1. Storage Area – This section is the area designated for the kitchen supplies and storage of all ingredients. It should be near the preparation area, but must be accessible to the staff outside the kitchen.
2. Preparation Area – The preparation area is usually found in the middle of the kitchen where it is accessible to all the kitchen staff. This is where all the food is prepared before they are cooked.
3. Cooking Area – This area is where all the equipment that use heat or open fire are found. Some restaurants divide this further into the following areas: sauté, grill, fry, pizza, and salad and vegetable sections.
4. Serving Area – This is where all the cooked or freshly prepared food are placed before they are sent to the hotel guests or diners. The serving area is also near the kitchen line, or the area where the servers pick up the food.
5. Special Areas – Some areas in the kitchen include specialized functions such as the sauce section, roast section, fish section, cold kitchen, soup section, vegetable section, bread/pastry/confectionery section, and outdoor cooking section.

What Should be Included in Each Section?

Each kitchen section will require different commercial kitchen equipment, so you should consult your kitchen equipment supplier about the appropriate type of equipment you will need.

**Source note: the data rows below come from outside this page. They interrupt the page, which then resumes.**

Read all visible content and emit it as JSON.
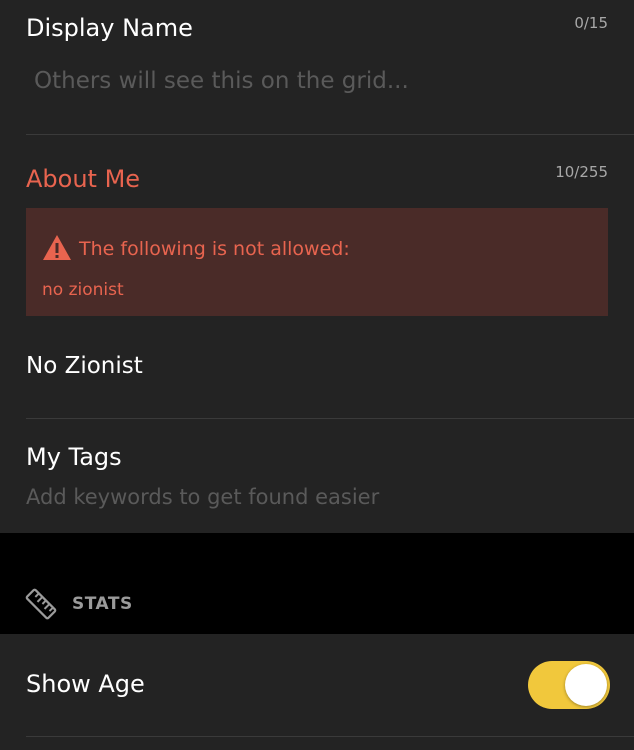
{
  "display_name": {
    "title": "Display Name",
    "counter": "0/15",
    "placeholder": "Others will see this on the grid..."
  },
  "about_me": {
    "title": "About Me",
    "counter": "10/255",
    "error_heading": "The following is not allowed:",
    "error_term": "no zionist",
    "value": "No Zionist"
  },
  "tags": {
    "title": "My Tags",
    "hint": "Add keywords to get found easier"
  },
  "stats": {
    "label": "STATS",
    "icon": "ruler-icon"
  },
  "show_age": {
    "label": "Show Age",
    "enabled": true
  },
  "colors": {
    "background": "#232323",
    "error": "#e8644f",
    "error_box": "#4a2b28",
    "toggle_on": "#f1c83c"
  }
}
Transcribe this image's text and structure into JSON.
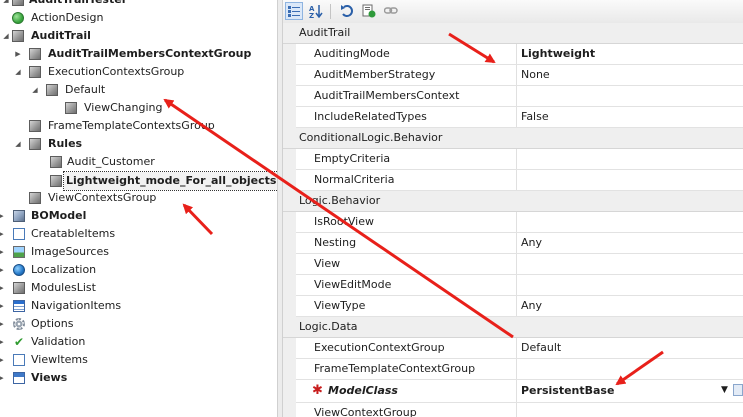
{
  "tree": {
    "items": [
      {
        "label": "AuditTrailTester",
        "bold": true
      },
      {
        "label": "ActionDesign",
        "bold": false
      },
      {
        "label": "AuditTrail",
        "bold": true
      },
      {
        "label": "AuditTrailMembersContextGroup",
        "bold": true
      },
      {
        "label": "ExecutionContextsGroup",
        "bold": false
      },
      {
        "label": "Default",
        "bold": false
      },
      {
        "label": "ViewChanging",
        "bold": false
      },
      {
        "label": "FrameTemplateContextsGroup",
        "bold": false
      },
      {
        "label": "Rules",
        "bold": true
      },
      {
        "label": "Audit_Customer",
        "bold": false
      },
      {
        "label": "Lightweight_mode_For_all_objects",
        "bold": true,
        "selected": true
      },
      {
        "label": "ViewContextsGroup",
        "bold": false
      },
      {
        "label": "BOModel",
        "bold": true
      },
      {
        "label": "CreatableItems",
        "bold": false
      },
      {
        "label": "ImageSources",
        "bold": false
      },
      {
        "label": "Localization",
        "bold": false
      },
      {
        "label": "ModulesList",
        "bold": false
      },
      {
        "label": "NavigationItems",
        "bold": false
      },
      {
        "label": "Options",
        "bold": false
      },
      {
        "label": "Validation",
        "bold": false
      },
      {
        "label": "ViewItems",
        "bold": false
      },
      {
        "label": "Views",
        "bold": true
      }
    ],
    "icons": {
      "expanded": "triangle-down",
      "collapsed": "triangle-right"
    }
  },
  "toolbar": {
    "buttons": [
      "categorized-icon",
      "alphabetical-icon",
      "undo-icon",
      "reset-icon",
      "link-icon"
    ]
  },
  "properties": {
    "categories": [
      {
        "name": "AuditTrail",
        "rows": [
          {
            "name": "AuditingMode",
            "value": "Lightweight",
            "bold": true
          },
          {
            "name": "AuditMemberStrategy",
            "value": "None"
          },
          {
            "name": "AuditTrailMembersContext",
            "value": ""
          },
          {
            "name": "IncludeRelatedTypes",
            "value": "False"
          }
        ]
      },
      {
        "name": "ConditionalLogic.Behavior",
        "rows": [
          {
            "name": "EmptyCriteria",
            "value": ""
          },
          {
            "name": "NormalCriteria",
            "value": ""
          }
        ]
      },
      {
        "name": "Logic.Behavior",
        "rows": [
          {
            "name": "IsRootView",
            "value": ""
          },
          {
            "name": "Nesting",
            "value": "Any"
          },
          {
            "name": "View",
            "value": ""
          },
          {
            "name": "ViewEditMode",
            "value": ""
          },
          {
            "name": "ViewType",
            "value": "Any"
          }
        ]
      },
      {
        "name": "Logic.Data",
        "rows": [
          {
            "name": "ExecutionContextGroup",
            "value": "Default"
          },
          {
            "name": "FrameTemplateContextGroup",
            "value": ""
          },
          {
            "name": "ModelClass",
            "value": "PersistentBase",
            "bold": true,
            "required": true,
            "dropdown": true
          },
          {
            "name": "ViewContextGroup",
            "value": ""
          }
        ]
      }
    ]
  },
  "colors": {
    "arrow": "#e8201a",
    "category_bg": "#efefef",
    "required_marker": "#c81e1e"
  }
}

The appliances should be placed where they can be accessed easily by the staff without having to navigate through a complicated maze of commercial kitchen equipment.

Storage Area

• Refrigerator
• Freezer and coolers
• Storage carts, boxes, and racks
• Shelving
• Ingredient bins
• Soup transport
• Food containers in various sizes and bain maries
• Stainless steel pails
• Steam tables and accessories
• Vegetable crisper
• Keg racks
• Plates, bowl, glass, and cup storage

Preparation Area

• Stainless steel tables, prep tables, and racks
• Sinks and wash basins
• Meat slicers, saws, grinders, and tenderizers
• Food peelers
• Vegetable or fruit cutters
• Cheese cutters, graters, and melters
• Salad vegetable dryer
• Dough mixers, sheeters, dividers and rounders, cutters and scrapers
• Planetary mixers
• Food, bar, and immersion blenders
• Electric juicers and pulp extractor juicer
• Food processors
• Can openers
• French fry cutters
• Hamburger presses
• Chicken slicer
• Breading machine
• Pasta machine, ravioli cutter, and noodle maker
• Spice grinder
• Chef’s knives

Cooking Area

• Ranges
• Wok range
• Stock pot range
• Hotplates
• Broilers
• Salamanders
• Ovens
• Microwave ovens
• Fryers
• Tilting kettles
• Braising pan
• Steamers
• Griddles, charbroilers, and outdoor and specialty grills
• Pasta cooker and rethermalizer
• Exhaust hoods
• Rice cookers and warmers
• Cookware

Serving Area

• Warming and holding equipment
• Refrigerated display cases
• Trolleys and delivery carts
• Bus and service carts
• Lockers and storage cabinets
• Ice machines, bins, and chests
• Coffee maker, dispenser
• Autofill water boilers
• Lid, cup, and straw dispensers
• Juice dispenser
• Milk dispenser
• Soda syphon
• Wine cooler
• Draft beer cooler or bottle coolers
• Bottle opener with cap catcher
• Liquor displays
• Underbar equipment and supplies
• Cocktail equipment
• Water dispensers
• Banquet equipment

Others

• Dishwashers
• Sushi equipment, rice mixer, sushi cutter, and towel warmer
• Tuna press and strainer
• Oyster shucker
• Lobster cutter or cracker
• Shrimp cutter and deveiner
• Shell separator
• Garnishing equipment
• Candy slicer
• Bread slicer and/or bagel slicer
• Sealing and wrapping equipment
• Wrap stations
• Vacuum packaging machine
• Scales
• Fryer oil filtration equipment
• Waffle cone makers
• Crepe makers
• Sushi rice maker and containers
• Toasters
• Bun grillers
• Mongolian barbecue range
• Teppanyaki griddles
• Dim sum equipment
• Waffle makers, omelet maker, panini grills, and tortilla press and grill
• Outdoor stoves/burners, grills, fryers, and steamers
• Portable bar
• Condensate hoods